Beautiful photographs from around the internet.

NFS Dark Blue Field Reaper Drone War Rug

Also for sale is this beautifully woven drone rug from 2015, Warrug has seen many variations of this style over the years.
Reaper Drone War Rug Folded

It’s dynamic pattern and color schemes add complexity to this rug while maintaining a balance. Red white and blue coloration, coupled with the red, white, and blue border ads complexity to this rug.

Drone War Rug
It is Size 36 x 24 inches (92 X61 cm) using hand spun wool.

Blue Elephant Foot Bokara Drone War Rug

This rug is woven of excellent, hand-spun wool and features vegetable dye colors. The rug employs a classic Bokara or Elephants Foot design (like this antique non-war rug), but rather than traditional tribal emblems this rug uses a major and minor guls made from drones.

Bokara or Elephants Foot Design Rug

The size is Size 78 x 117 inches (198 X297 cm) and it can be purchased on after clicking on Drone War Rugs.

UXO Rugs, a.k.a Unexploded Ordnance

UXO stands for Unexploded Ordnance there are a number of examples on the site some older like the Unexploded Ordinance Warning Rug  and some which are still for sale and newer. Check out the Turkmen and Uzbek War Rug with Light Fields. Turkmen and Uzbek War Rug with Light Fields

Sometimes these rugs come with a message like the UXO warning rug which says “do not touch or play with, these are very dangerous” in both Farsi and Pashto, the “unexploded” element creating a lasting impression of suspense.

The Turkmen and Uzbek UXO rug is done in the “Chobi” or “Vegetal Dye Peshawar” style with Turkmen borders. It is exceptionally beautiful.

UXO Turkmen/Uzbek rug

Cityscape in Springtime Rug

This is a rug that was sold before being properly inventoried, and recently I found these photos from 2004. If you happened to have bought this rug from me at the showroom in Long Island City, please contact me, for it would be good to get better quality photos.

What makes this rug so great? First, its depiction of spring in a city. The colors are lively and fresh. Second, it is a well drawn and clear Modern City Landscape, and maybe a key to identifying the location. Third, the drawing is very good with wonderful details: the plane, the motorcycle, the blooming trees. Fourth, the border is festive with strong rhythm. Enjoy!

That Rug Really Tied the Room Together, Did it Not? gets a lot of traffic, but what was the most viewed file in September 2018? A blog post from 2006 about regular rugs we were selling  at the flea market entitled contained one photo that has achieved an obscure internet fame.  The Mashad rug we were selling looked just like the rug which The Dude took of the Big Lubowoski (and Maude stole back.)

Well here it is again:

Funny thing is, I do not know who is using the photo, or where on the internet is posted.

Afghan War Rug Exhibition at Temple University

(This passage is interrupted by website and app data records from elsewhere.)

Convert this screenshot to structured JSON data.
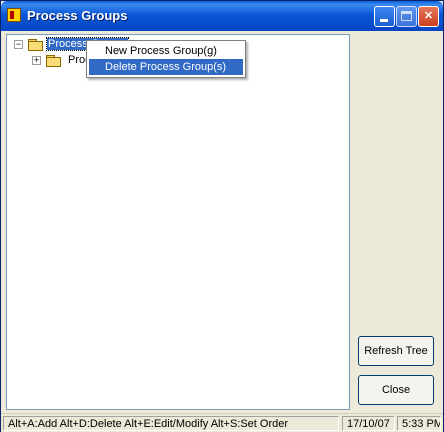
{
  "window": {
    "title": "Process Groups"
  },
  "tree": {
    "root_label": "Process Groups",
    "child_label": "Process Group",
    "root_expander": "−",
    "child_expander": "+"
  },
  "context_menu": {
    "items": [
      {
        "label": "New Process Group(g)"
      },
      {
        "label": "Delete Process Group(s)"
      }
    ]
  },
  "buttons": {
    "refresh_label": "Refresh Tree",
    "close_label": "Close"
  },
  "statusbar": {
    "shortcuts": "Alt+A:Add   Alt+D:Delete   Alt+E:Edit/Modify   Alt+S:Set Order",
    "date": "17/10/07",
    "time": "5:33 PM"
  },
  "colors": {
    "title_bar": "#0a57d6",
    "selection": "#316ac5",
    "window_bg": "#ece9d8"
  }
}
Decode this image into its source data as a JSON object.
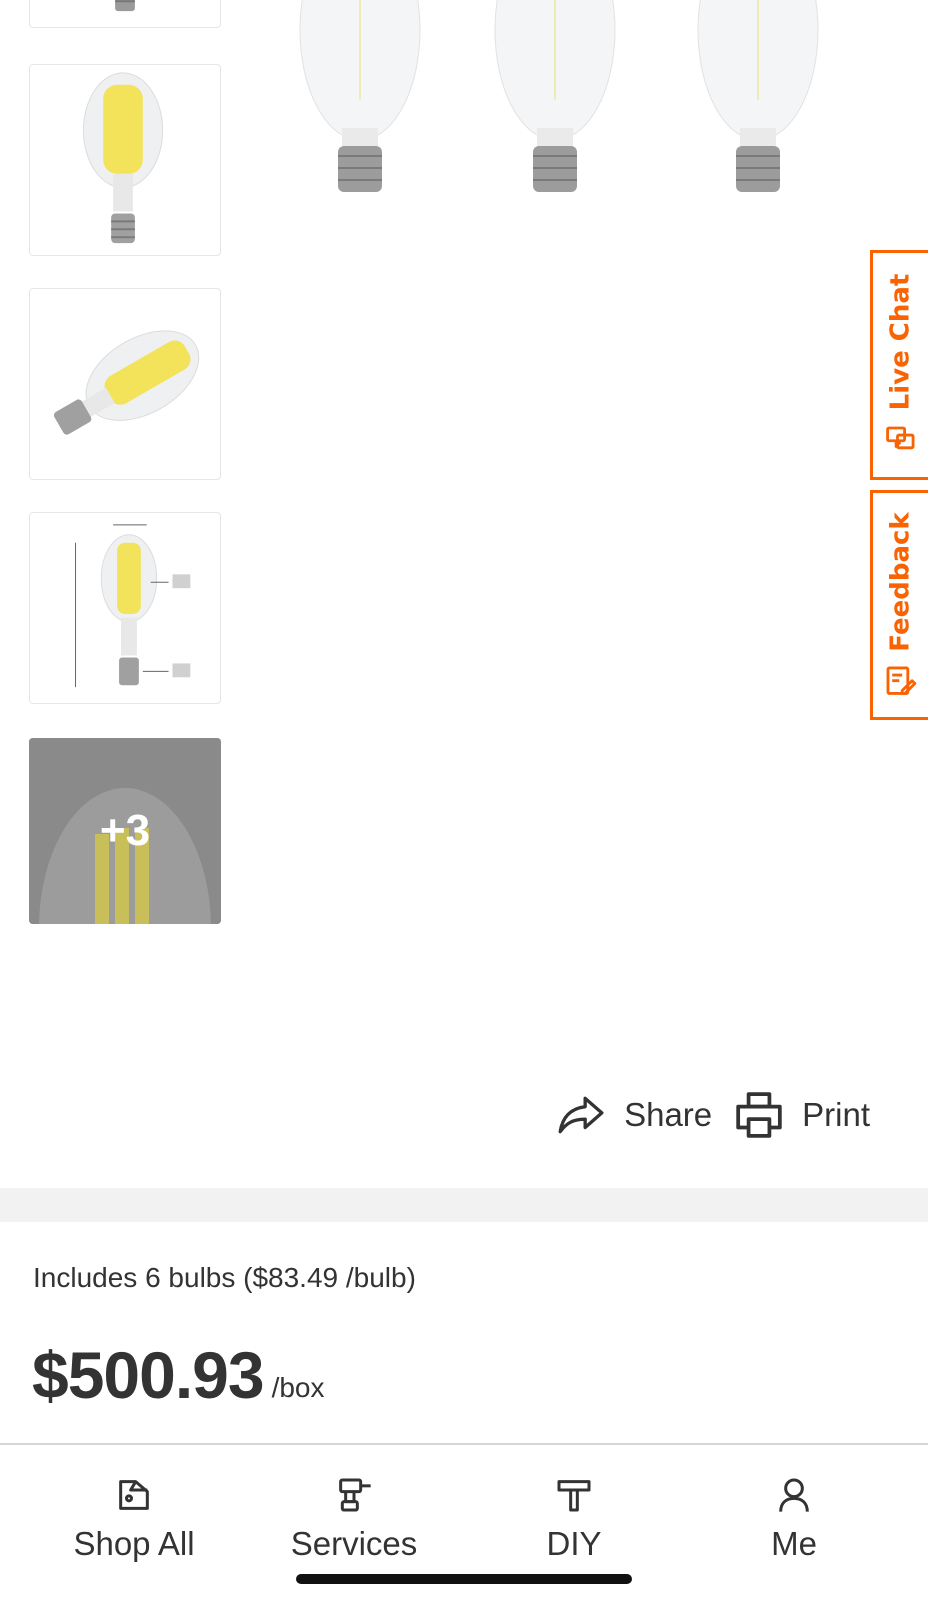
{
  "thumbnails": {
    "more_label": "+3"
  },
  "side_tabs": {
    "live_chat_label": "Live Chat",
    "feedback_label": "Feedback"
  },
  "actions": {
    "share_label": "Share",
    "print_label": "Print"
  },
  "product": {
    "bulb_note": "Includes 6 bulbs ($83.49 /bulb)",
    "price": "$500.93",
    "price_unit": "/box"
  },
  "nav": {
    "shop_all_label": "Shop All",
    "services_label": "Services",
    "diy_label": "DIY",
    "me_label": "Me"
  },
  "colors": {
    "accent": "#f96302",
    "text": "#333333",
    "bulb_filament": "#f3e35a"
  },
  "icons": {
    "share": "share-arrow-icon",
    "print": "printer-icon",
    "shop_all": "shopping-tag-icon",
    "services": "drill-icon",
    "diy": "hammer-icon",
    "me": "person-icon",
    "live_chat": "chat-bubbles-icon",
    "feedback": "feedback-edit-icon"
  }
}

War rug art is fascinatingly educational friends! Temple University’s Samuel L. Paley Library, in room 309, is currently holding a Afghan war rug exhibition that contains 14 of my Afghan war rugs. These rugs tell stories and contain history which, ” helps contextualize a group of people that many Americans know very little about.” Theirs so much to be learned and talked about. Go check it out!

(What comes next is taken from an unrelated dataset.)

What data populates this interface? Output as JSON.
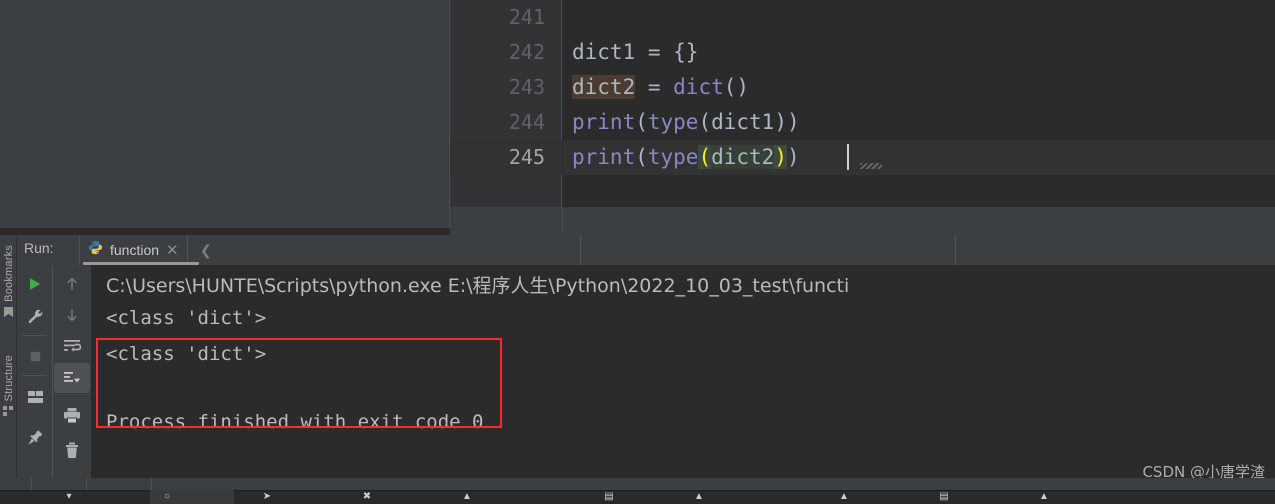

Video on vimeo (embed removed to stop unwelcome third party javascript from running on Warrug)

This show has curated by Alicia Cunningham-Bryant and student assistant curators, Ilana Napoli, and Rachel Morin.

Rugs shown are documented here

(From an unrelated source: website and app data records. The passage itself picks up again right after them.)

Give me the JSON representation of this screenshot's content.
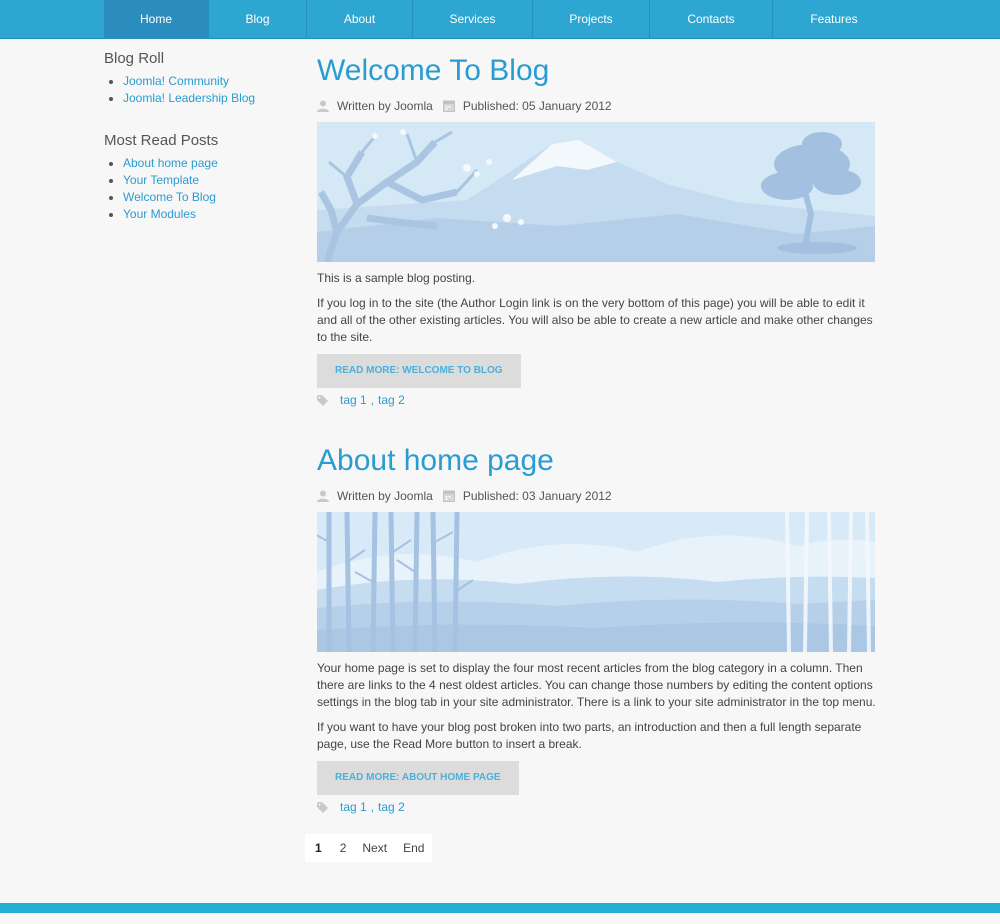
{
  "nav": {
    "items": [
      {
        "label": "Home",
        "active": true
      },
      {
        "label": "Blog"
      },
      {
        "label": "About"
      },
      {
        "label": "Services"
      },
      {
        "label": "Projects"
      },
      {
        "label": "Contacts"
      },
      {
        "label": "Features"
      }
    ],
    "colors": {
      "bar": "#2ea6d2",
      "active": "#2b8dbd"
    }
  },
  "sidebar": {
    "blog_roll": {
      "title": "Blog Roll",
      "links": [
        "Joomla! Community",
        "Joomla! Leadership Blog"
      ]
    },
    "most_read": {
      "title": "Most Read Posts",
      "links": [
        "About home page",
        "Your Template",
        "Welcome To Blog",
        "Your Modules"
      ]
    }
  },
  "posts": [
    {
      "title": "Welcome To Blog",
      "author": "Written by Joomla",
      "published": "Published: 05 January 2012",
      "paragraphs": [
        "This is a sample blog posting.",
        "If you log in to the site (the Author Login link is on the very bottom of this page) you will be able to edit it and all of the other existing articles. You will also be able to create a new article and make other changes to the site."
      ],
      "read_more": "READ MORE: WELCOME TO BLOG",
      "tags": [
        "tag 1",
        "tag 2"
      ]
    },
    {
      "title": "About home page",
      "author": "Written by Joomla",
      "published": "Published: 03 January 2012",
      "paragraphs": [
        "Your home page is set to display the four most recent articles from the blog category in a column. Then there are links to the 4 nest oldest articles. You can change those numbers by editing the content options settings in the blog tab in your site administrator. There is a link to your site administrator in the top menu.",
        "If you want to have your blog post broken into two parts, an introduction and then a full length separate page, use the Read More button to insert a break."
      ],
      "read_more": "READ MORE: ABOUT HOME PAGE",
      "tags": [
        "tag 1",
        "tag 2"
      ]
    }
  ],
  "pagination": {
    "current": "1",
    "pages": [
      "2"
    ],
    "next": "Next",
    "end": "End"
  },
  "icons": {
    "author": "user-icon",
    "published": "calendar-icon",
    "tags": "tag-icon"
  },
  "colors": {
    "link": "#2a9ccf",
    "footer": "#23b0d7",
    "readmore_bg": "#dcdcdc"
  }
}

Super Mario Rug

This Mario Rug in the style of Super Mario Brother 3 shows Mario riding a white horse.

The horseman is the original figurative image found in carpets. Horsemen are found in the wolrd’s oldest carpet, the Pazyrik, from the 5th century BC. This ancient image, the horsemen, coupled with an icon of digital culture, Mario, is beautiful.

More images of the Mario Rug here.

The original post of this rug, years ago, including size, structure, photos, and description is here.

This rug is on loan to an exhibition at The Miami University Art Museum. The exhibition will feature approximately 70 war rugs that is honored to have lent to the museum. More exhibition information, including dates for symposium and gallery talk by Kevin Sudeith, here

Note: This is a tribal rug, reflecting one weavers artistic vision. This rug was selected, with 25-30 others, from a collection of traditional design Afghan Baluchi rugs from Herat and Farah. All the other rugs were of traditional designs bearing no war motifs or western images.

More rugs here.